NOAA Fisheries is proposing changes to the North Atlantic right whale (Eubalaena glacialis) vessel speed regulations to further reduce the likelihood of mortalities and serious injuries to endangered right whales from vessel collisions, which are a leading cause of the species’ decline and a primary factor in an ongoing Unusual Mortality Event. Public comments on the proposed rule should be submitted by September 30, 2022, by following the instructions in the Federal Register Notice.

Portal users can now view maps of the proposed Seasonal Speed Zones in the Data Explorer under Marine Transportation > Navigation. Other North Atlantic right whale management areas layers are available in this same category, and these layers can be overlaid with any other layer in the Data Explorer, including commercial traffic, fishing vessel activity, offshore wind planning and leasing areas, and marine life distribution data.

Screenshot of Data Explorer map

Screenshot of Data Explorer map showing 2022 Proposed Seasonal Speed Zones

The proposed rule would:

  1. Modify the spatial and temporal boundaries of current speed restriction areas, currently referred to as Seasonal Management Areas (SMAs)
  2. Include most vessels greater than or equal to 35 ft (10.7 m) and less than 65 ft (19.8 m) in length in the vessel size class subject to speed restriction
  3. Dreate a Dynamic Speed Zone framework to implement mandatory speed restrictions when whales are known to be present outside active SMAs
  4. Update the speed rule’s safety deviation provision

Changes to the speed regulations are proposed to reduce vessel strike risk based on a coast wide collision mortality risk assessment and updated information on right whale distribution, vessel traffic patterns, and vessel strike mortality and serious injury events. Changes to the existing vessel speed regulation are essential to stabilize the ongoing right whale population decline and prevent the species’ extinction.
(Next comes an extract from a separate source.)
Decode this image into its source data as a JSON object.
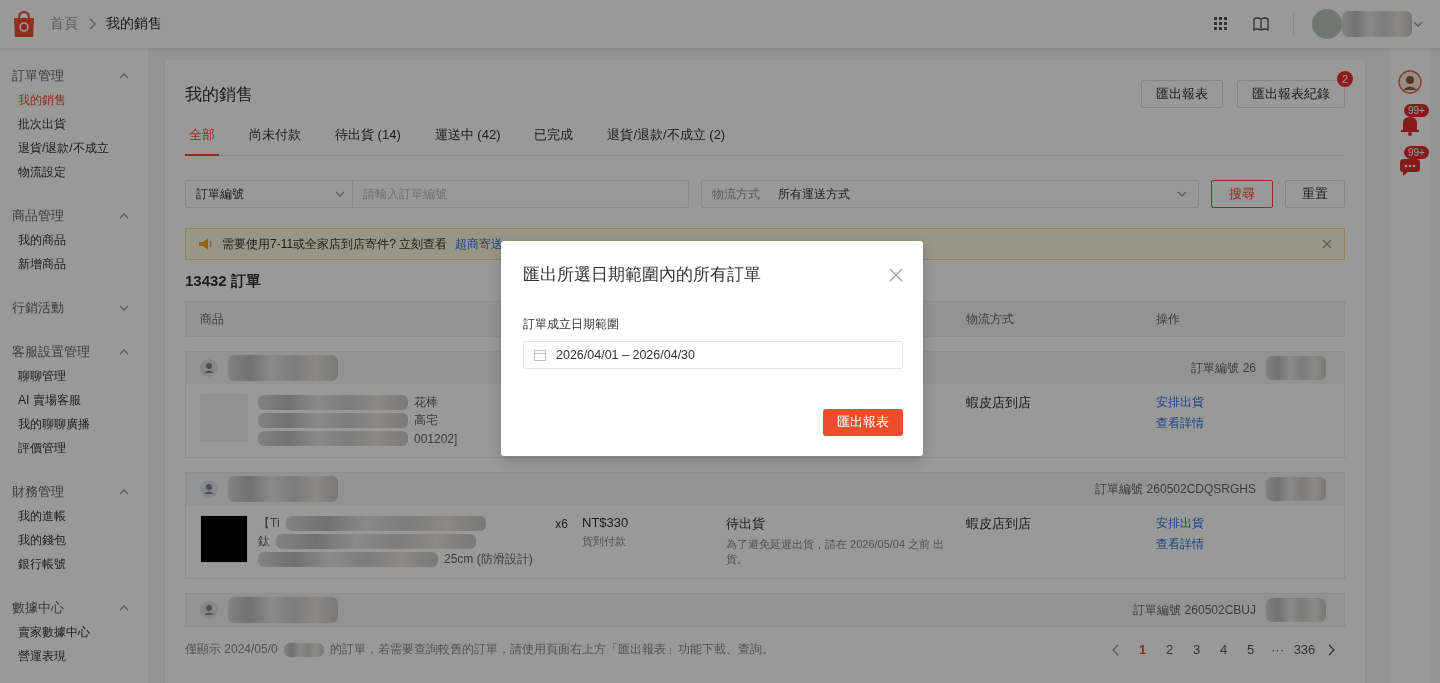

Below are links to the 2022 Proposed Rule, a history of vessel speed regulations, and relevant supporting documents. NOAA Fisheries hosted three public informational webinars in August to answer questions about the proposed rule. A recording of the August 16, 2022 webinar can be found here.